Our low level of concern and urgency is especially shocking when you consider the high level of potential to harm our most precious resource, our children. Decades after Carson wrote in Silent Spring that harm from chemical exposures begins in the womb, scientists learned she was right. We now know that early exposure to toxic chemicals can impact a child for his entire life, even if the effects take decades to manifest. Even though Carson's key points have been widely affirmed by the scientific community, the pace of progress has been remarkably -- unacceptably -- slow, in large part because, as one expert tells Lynne Peeples, "things are far more complicated chemically than they were in Carson's time." And thus, harder to regulate.

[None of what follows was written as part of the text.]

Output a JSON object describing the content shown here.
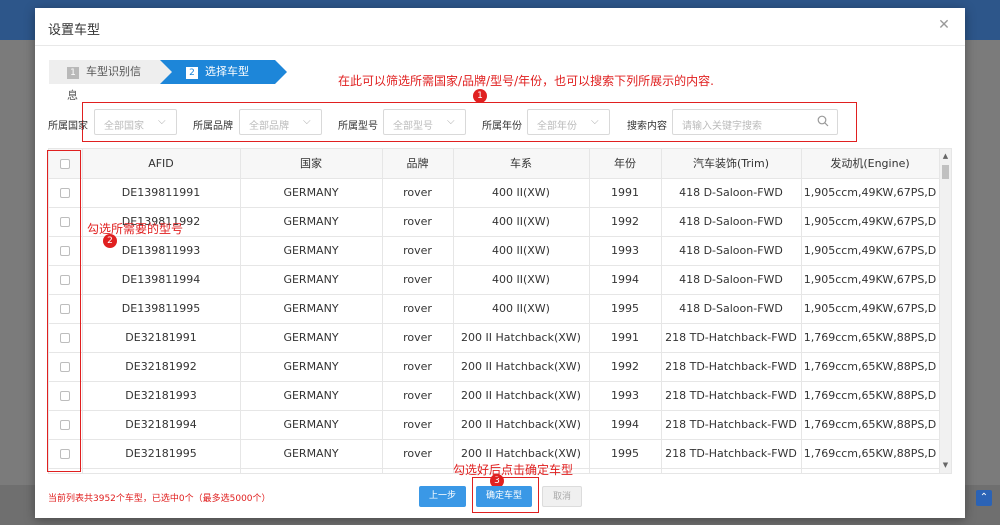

Meanwhile, we are playing a dangerous game of catch-up. Just this year, the U.S. Centers for Disease Control and Prevention stated that any level of lead in a child's bloodstream is dangerous and can cause brain damage, no matter how small the amount. Today, "more American school children die of cancer than from any other disease" -- yet another quote from Carson that remains tragically true today.

For some, the signature image that shows how real the threat is to our environment is the disappearing snowcap atop Mt. Kilimanjaro. For me, it's the image of millions of kids suffering from asthma caused by the explosion of toxins in our environment, kids who are afraid to go out and play without bringing along their inhalers. But instead of a hair-on-fire response, our approach has been more like wait-and-see.

By highlighting Carson's work, Lynne Peeples reminds us that when it comes to the explosion of chemicals in our world, tomorrow is today. And what we do today will deeply affect our tomorrows -- and the tomorrows of our children.

* * *

Please note:
I very much appreciate my articles and photos appearing on fellow bloggers' sites, popular broadsheets, and local broadcast news segments, but I would appreciate even more a request for permission first.
Thank you!


  1. Excellent blog "commentary".
    Ditto for your many posts which I've read,
    but not left a comment.
    (sorry; I will get better at commenting)

  2. Thanks for sharing the articles. I have not known about these.

  3. Sad indeed and these are excellent articles! Great and informative post for the day!

  4. I think the series of articles illustrates the need to know who the author is, and who is supporting him, and his research. The second article, for instance, attacks, but provides none of this information, and is therefore highly suspect.All of this was shown during the tobacco years when "bought and paid for" scientists defended tobacco as harmless and even helpful. Boom & Gary of the Vermilon River, Canada.

  5. I just remember my own country.. there's no sense of belonging. Just throw everything to the sea.

    Thanks for the visit!!